Nearly 3 in 10 voters said health care is the most important issue facing the nation.

The issue was foremost for Dan Stewart, 57, vice president of a human resources company in Columbia. He said he doesn't think any candidate has a good solution for overhauling the way Americans get health insurance.

"I wish someone would say what's causing the high costs," said Stewart, a Republican. "My big fear is that with Obamacare having failed so badly that everyone is going to run to a single-payer system."

Six in 10 Missouri voters said they wanted to see the Affordable Care Act, the 2010 law that overhauled the nation's health insurance system, partly or entirely repealed.

Health care was a major theme in Missouri campaign ads. Hawley is among 20 Republican attorney generals who have asked the courts to rule the health care law as unconstitutional.

Other voters cited immigration, the economy, terrorism and the environment as the top issue.



A majority of Missouri voters had a favorable view of the nation's economy.

This summer, Missouri hit its lowest unemployment rate since 2000 but Democrats emphasized the negative effect President Donald Trump's tariffs had on some agricultural prices and manufacturing industries.

Richard Rice's wife, Linda Rice, 68, of Jefferson City, praised Trump for economy and said she planned to support Republicans in the election.

"I think he has our best interests at heart," Linda Rice said of the president.



Six in 10 Missouri voters said Trump influenced their vote, with half saying they voted to support Trump and the other half to oppose him.

Monica Miller, a 53-year-old public school teacher, said racial tensions and the political climate have gotten worse since Trump took office.

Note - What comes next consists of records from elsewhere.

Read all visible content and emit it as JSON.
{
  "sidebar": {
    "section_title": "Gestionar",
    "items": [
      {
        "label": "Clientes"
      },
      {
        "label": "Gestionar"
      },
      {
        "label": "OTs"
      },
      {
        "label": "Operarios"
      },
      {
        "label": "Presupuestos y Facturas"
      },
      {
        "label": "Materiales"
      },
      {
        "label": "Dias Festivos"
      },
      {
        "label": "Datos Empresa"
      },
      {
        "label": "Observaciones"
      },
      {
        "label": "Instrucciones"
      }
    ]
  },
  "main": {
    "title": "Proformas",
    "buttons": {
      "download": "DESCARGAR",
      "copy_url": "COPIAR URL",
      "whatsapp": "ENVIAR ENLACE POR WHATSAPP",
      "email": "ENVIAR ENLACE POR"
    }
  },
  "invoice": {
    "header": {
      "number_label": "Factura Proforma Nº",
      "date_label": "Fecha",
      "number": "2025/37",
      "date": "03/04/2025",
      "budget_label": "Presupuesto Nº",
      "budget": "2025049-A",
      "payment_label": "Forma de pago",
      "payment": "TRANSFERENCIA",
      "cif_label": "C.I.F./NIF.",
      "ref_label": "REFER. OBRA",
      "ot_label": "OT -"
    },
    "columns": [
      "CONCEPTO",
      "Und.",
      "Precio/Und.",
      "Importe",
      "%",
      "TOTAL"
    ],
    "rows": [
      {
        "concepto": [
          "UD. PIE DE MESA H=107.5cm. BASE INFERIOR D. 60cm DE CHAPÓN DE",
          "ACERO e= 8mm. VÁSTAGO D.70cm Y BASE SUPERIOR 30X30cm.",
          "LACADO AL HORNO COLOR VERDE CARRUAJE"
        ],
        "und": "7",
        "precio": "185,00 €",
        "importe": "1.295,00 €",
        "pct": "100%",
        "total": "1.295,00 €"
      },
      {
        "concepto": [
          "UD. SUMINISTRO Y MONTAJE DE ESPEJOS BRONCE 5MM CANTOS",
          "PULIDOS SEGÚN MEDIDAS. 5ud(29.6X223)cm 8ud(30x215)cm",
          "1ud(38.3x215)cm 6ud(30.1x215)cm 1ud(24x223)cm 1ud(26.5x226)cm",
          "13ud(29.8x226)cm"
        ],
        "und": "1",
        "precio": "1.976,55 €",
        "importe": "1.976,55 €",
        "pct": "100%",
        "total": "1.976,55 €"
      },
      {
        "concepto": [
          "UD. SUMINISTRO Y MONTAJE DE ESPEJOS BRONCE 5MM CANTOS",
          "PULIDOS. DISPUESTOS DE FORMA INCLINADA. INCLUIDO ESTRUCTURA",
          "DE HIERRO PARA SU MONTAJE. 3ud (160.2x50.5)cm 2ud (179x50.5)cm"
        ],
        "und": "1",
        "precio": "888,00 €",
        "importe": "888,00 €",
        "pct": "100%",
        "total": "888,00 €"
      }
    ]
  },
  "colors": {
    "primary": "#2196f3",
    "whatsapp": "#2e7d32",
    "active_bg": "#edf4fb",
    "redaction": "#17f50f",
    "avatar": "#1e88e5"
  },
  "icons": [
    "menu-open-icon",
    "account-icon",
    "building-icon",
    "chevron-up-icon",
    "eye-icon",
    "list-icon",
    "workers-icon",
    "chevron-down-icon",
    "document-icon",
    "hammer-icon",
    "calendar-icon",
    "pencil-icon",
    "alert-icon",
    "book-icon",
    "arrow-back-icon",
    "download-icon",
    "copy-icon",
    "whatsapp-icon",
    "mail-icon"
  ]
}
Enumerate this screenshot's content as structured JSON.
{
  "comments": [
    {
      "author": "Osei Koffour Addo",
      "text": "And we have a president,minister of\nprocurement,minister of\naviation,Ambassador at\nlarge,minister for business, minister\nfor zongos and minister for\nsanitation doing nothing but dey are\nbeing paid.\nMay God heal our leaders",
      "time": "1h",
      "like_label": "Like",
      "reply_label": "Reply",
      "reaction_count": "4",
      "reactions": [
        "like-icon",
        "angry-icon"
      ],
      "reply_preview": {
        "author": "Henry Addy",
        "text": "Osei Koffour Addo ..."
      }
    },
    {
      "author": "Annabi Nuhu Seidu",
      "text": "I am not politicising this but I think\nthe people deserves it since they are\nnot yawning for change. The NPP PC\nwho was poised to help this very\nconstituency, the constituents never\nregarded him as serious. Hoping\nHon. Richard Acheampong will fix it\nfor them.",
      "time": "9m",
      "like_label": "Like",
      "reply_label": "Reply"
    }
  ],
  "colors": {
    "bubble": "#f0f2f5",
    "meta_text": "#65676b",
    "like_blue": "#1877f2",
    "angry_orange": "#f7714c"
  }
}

"You hope that this is somebody who will rise to the occasion, but your worst fears are realized," Miller said, adding, "name-calling seems to be the norm."

However, 53 percent of the state's voters said they like how Trump is performing.

The president visited Missouri twice in the week before Election Day as he stumped for Hawley.



Tuesday's election will determine control of Congress in the final two years of Trump's term, and nearly 7 in 10 Missouri voters said which party will hold control was very important as they considered their vote.

Matthew J. Smith, a 23-year-old Republican studying at Missouri State University in Springfield, said the idea of Democrats controlling the House worried him.

"If Democrats take over the House, we could see a potential impeachment of the president, for no reason at all," Smith said.

Meanwhile, Deborah Zemke, a 64-year-old children's book author and illustrator from Columbia, said the Republican-led Congress is not doing enough to counter Trump, whose rhetoric she does not like.

"It's essential that we exercise some checks and balances on the current administration," Zemke said.



In Missouri, a majority of voters who did not cast a ballot in the midterm were younger than 45, with a wide share — 83 percent —being those who do not have a college degree.

The Associated Press is one of the largest and most trusted sources of independent newsgathering, supplying a steady stream of news to its members, international subscribers and commercial customers. AP is neither privately owned nor government-funded; instead, it's a not-for-profit news cooperative owned by its American newspaper and broadcast members.